____ PROVIDED MATERIAL
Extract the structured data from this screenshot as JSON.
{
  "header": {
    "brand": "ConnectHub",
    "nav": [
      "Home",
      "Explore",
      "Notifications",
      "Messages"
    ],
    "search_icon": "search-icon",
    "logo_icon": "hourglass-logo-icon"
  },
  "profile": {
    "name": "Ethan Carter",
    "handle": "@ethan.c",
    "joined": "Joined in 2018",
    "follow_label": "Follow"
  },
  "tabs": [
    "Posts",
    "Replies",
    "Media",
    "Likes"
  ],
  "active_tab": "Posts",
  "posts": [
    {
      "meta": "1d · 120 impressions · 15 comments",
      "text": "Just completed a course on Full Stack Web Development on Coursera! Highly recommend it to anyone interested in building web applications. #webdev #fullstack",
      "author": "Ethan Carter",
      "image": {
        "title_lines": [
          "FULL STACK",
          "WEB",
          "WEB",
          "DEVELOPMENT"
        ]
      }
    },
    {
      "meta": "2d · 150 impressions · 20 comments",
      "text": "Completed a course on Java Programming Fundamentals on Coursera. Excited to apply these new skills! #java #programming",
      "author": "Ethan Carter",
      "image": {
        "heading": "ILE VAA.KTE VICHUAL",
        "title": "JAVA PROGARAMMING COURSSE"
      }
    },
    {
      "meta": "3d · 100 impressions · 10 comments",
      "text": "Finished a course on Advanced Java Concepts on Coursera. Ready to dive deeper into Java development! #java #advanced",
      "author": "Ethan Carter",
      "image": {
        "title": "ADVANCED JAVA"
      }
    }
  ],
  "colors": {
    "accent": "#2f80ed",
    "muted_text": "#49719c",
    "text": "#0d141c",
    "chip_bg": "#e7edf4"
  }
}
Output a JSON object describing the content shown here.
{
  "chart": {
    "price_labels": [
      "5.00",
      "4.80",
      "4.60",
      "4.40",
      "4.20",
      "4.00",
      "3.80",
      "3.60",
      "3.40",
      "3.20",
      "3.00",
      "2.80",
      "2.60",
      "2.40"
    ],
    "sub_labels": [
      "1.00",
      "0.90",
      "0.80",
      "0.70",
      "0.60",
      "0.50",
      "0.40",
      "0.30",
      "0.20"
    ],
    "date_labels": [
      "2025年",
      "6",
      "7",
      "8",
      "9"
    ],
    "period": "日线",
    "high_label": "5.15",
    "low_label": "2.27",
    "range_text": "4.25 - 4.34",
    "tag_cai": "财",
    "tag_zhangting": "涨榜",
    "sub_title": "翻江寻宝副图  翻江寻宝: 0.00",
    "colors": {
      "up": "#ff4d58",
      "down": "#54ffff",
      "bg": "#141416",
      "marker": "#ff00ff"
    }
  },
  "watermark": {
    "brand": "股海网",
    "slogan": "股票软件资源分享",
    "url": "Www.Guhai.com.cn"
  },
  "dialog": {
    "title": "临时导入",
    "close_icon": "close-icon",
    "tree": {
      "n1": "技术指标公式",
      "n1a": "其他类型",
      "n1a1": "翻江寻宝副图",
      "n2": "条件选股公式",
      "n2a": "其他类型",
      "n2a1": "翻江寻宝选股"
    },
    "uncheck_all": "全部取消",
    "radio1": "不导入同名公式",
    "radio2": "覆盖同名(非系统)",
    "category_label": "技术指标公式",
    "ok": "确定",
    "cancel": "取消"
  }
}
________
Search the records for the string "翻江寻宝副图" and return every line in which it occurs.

■ TASK SOLUTION ■
    "sub_title": "翻江寻宝副图  翻江寻宝: 0.00",
      "n1a1": "翻江寻宝副图",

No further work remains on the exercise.